▶ [Description of the task]: Write out the whole listing. Leave out nothing.

Start of Block

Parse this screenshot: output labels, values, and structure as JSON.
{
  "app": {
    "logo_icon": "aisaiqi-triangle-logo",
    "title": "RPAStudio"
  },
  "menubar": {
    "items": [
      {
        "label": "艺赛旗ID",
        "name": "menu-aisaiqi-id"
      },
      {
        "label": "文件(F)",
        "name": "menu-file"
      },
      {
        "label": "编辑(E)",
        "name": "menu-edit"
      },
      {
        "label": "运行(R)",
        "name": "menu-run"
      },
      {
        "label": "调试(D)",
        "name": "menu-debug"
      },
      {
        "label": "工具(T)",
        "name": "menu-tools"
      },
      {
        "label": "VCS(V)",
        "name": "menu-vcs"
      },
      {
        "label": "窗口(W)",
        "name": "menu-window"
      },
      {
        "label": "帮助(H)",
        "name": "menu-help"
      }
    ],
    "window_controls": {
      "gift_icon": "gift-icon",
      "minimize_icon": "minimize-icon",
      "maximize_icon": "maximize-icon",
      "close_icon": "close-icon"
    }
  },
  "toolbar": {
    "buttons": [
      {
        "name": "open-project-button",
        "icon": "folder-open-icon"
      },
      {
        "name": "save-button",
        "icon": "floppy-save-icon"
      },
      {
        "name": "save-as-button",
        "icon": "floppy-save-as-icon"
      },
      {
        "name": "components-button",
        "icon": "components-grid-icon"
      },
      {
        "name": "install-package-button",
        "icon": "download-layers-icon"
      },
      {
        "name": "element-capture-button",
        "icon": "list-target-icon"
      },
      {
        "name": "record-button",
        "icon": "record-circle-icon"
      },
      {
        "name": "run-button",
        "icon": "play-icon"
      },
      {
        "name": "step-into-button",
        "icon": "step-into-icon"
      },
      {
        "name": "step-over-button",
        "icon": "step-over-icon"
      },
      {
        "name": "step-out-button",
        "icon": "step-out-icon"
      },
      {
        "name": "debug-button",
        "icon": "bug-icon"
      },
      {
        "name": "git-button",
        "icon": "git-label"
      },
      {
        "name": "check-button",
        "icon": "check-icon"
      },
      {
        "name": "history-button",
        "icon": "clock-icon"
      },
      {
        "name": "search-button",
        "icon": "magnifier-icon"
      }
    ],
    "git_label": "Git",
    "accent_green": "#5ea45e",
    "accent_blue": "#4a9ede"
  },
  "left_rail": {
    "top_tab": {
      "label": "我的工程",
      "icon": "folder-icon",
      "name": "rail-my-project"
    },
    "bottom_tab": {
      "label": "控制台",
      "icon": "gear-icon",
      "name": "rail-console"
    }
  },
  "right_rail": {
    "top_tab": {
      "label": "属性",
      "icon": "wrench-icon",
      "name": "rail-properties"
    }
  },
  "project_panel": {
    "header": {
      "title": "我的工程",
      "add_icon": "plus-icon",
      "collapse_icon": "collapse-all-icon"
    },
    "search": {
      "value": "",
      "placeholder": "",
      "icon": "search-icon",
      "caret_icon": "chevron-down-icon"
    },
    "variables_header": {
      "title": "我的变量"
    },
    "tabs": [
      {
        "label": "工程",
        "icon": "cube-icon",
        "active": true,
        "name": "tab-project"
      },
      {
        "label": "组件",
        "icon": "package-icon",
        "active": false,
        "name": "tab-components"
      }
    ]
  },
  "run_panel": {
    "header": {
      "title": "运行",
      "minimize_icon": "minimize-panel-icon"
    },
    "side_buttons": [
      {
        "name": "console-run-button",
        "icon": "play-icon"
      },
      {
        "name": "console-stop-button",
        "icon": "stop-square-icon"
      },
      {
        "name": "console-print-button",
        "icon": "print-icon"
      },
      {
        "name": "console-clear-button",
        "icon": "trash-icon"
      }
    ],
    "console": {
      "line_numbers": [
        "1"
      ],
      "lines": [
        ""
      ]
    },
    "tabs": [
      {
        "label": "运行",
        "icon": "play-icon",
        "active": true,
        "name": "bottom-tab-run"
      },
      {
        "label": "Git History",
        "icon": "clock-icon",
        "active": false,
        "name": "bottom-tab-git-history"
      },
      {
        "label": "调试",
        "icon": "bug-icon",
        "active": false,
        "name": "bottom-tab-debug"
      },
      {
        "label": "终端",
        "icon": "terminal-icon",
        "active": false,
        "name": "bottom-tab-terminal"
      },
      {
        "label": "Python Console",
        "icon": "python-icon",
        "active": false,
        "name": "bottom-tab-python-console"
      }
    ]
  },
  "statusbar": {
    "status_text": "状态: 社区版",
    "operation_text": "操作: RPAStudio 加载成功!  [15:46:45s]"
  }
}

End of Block

▶ [Output]:
Parse this screenshot: output labels, values, and structure as JSON.
{
  "app": {
    "logo_icon": "aisaiqi-triangle-logo",
    "title": "RPAStudio"
  },
  "menubar": {
    "items": [
      {
        "label": "艺赛旗ID",
        "name": "menu-aisaiqi-id"
      },
      {
        "label": "文件(F)",
        "name": "menu-file"
      },
      {
        "label": "编辑(E)",
        "name": "menu-edit"
      },
      {
        "label": "运行(R)",
        "name": "menu-run"
      },
      {
        "label": "调试(D)",
        "name": "menu-debug"
      },
      {
        "label": "工具(T)",
        "name": "menu-tools"
      },
      {
        "label": "VCS(V)",
        "name": "menu-vcs"
      },
      {
        "label": "窗口(W)",
        "name": "menu-window"
      },
      {
        "label": "帮助(H)",
        "name": "menu-help"
      }
    ],
    "window_controls": {
      "gift_icon": "gift-icon",
      "minimize_icon": "minimize-icon",
      "maximize_icon": "maximize-icon",
      "close_icon": "close-icon"
    }
  },
  "toolbar": {
    "buttons": [
      {
        "name": "open-project-button",
        "icon": "folder-open-icon"
      },
      {
        "name": "save-button",
        "icon": "floppy-save-icon"
      },
      {
        "name": "save-as-button",
        "icon": "floppy-save-as-icon"
      },
      {
        "name": "components-button",
        "icon": "components-grid-icon"
      },
      {
        "name": "install-package-button",
        "icon": "download-layers-icon"
      },
      {
        "name": "element-capture-button",
        "icon": "list-target-icon"
      },
      {
        "name": "record-button",
        "icon": "record-circle-icon"
      },
      {
        "name": "run-button",
        "icon": "play-icon"
      },
      {
        "name": "step-into-button",
        "icon": "step-into-icon"
      },
      {
        "name": "step-over-button",
        "icon": "step-over-icon"
      },
      {
        "name": "step-out-button",
        "icon": "step-out-icon"
      },
      {
        "name": "debug-button",
        "icon": "bug-icon"
      },
      {
        "name": "git-button",
        "icon": "git-label"
      },
      {
        "name": "check-button",
        "icon": "check-icon"
      },
      {
        "name": "history-button",
        "icon": "clock-icon"
      },
      {
        "name": "search-button",
        "icon": "magnifier-icon"
      }
    ],
    "git_label": "Git",
    "accent_green": "#5ea45e",
    "accent_blue": "#4a9ede"
  },
  "left_rail": {
    "top_tab": {
      "label": "我的工程",
      "icon": "folder-icon",
      "name": "rail-my-project"
    },
    "bottom_tab": {
      "label": "控制台",
      "icon": "gear-icon",
      "name": "rail-console"
    }
  },
  "right_rail": {
    "top_tab": {
      "label": "属性",
      "icon": "wrench-icon",
      "name": "rail-properties"
    }
  },
  "project_panel": {
    "header": {
      "title": "我的工程",
      "add_icon": "plus-icon",
      "collapse_icon": "collapse-all-icon"
    },
    "search": {
      "value": "",
      "placeholder": "",
      "icon": "search-icon",
      "caret_icon": "chevron-down-icon"
    },
    "variables_header": {
      "title": "我的变量"
    },
    "tabs": [
      {
        "label": "工程",
        "icon": "cube-icon",
        "active": true,
        "name": "tab-project"
      },
      {
        "label": "组件",
        "icon": "package-icon",
        "active": false,
        "name": "tab-components"
      }
    ]
  },
  "run_panel": {
    "header": {
      "title": "运行",
      "minimize_icon": "minimize-panel-icon"
    },
    "side_buttons": [
      {
        "name": "console-run-button",
        "icon": "play-icon"
      },
      {
        "name": "console-stop-button",
        "icon": "stop-square-icon"
      },
      {
        "name": "console-print-button",
        "icon": "print-icon"
      },
      {
        "name": "console-clear-button",
        "icon": "trash-icon"
      }
    ],
    "console": {
      "line_numbers": [
        "1"
      ],
      "lines": [
        ""
      ]
    },
    "tabs": [
      {
        "label": "运行",
        "icon": "play-icon",
        "active": true,
        "name": "bottom-tab-run"
      },
      {
        "label": "Git History",
        "icon": "clock-icon",
        "active": false,
        "name": "bottom-tab-git-history"
      },
      {
        "label": "调试",
        "icon": "bug-icon",
        "active": false,
        "name": "bottom-tab-debug"
      },
      {
        "label": "终端",
        "icon": "terminal-icon",
        "active": false,
        "name": "bottom-tab-terminal"
      },
      {
        "label": "Python Console",
        "icon": "python-icon",
        "active": false,
        "name": "bottom-tab-python-console"
      }
    ]
  },
  "statusbar": {
    "status_text": "状态: 社区版",
    "operation_text": "操作: RPAStudio 加载成功!  [15:46:45s]"
  }
}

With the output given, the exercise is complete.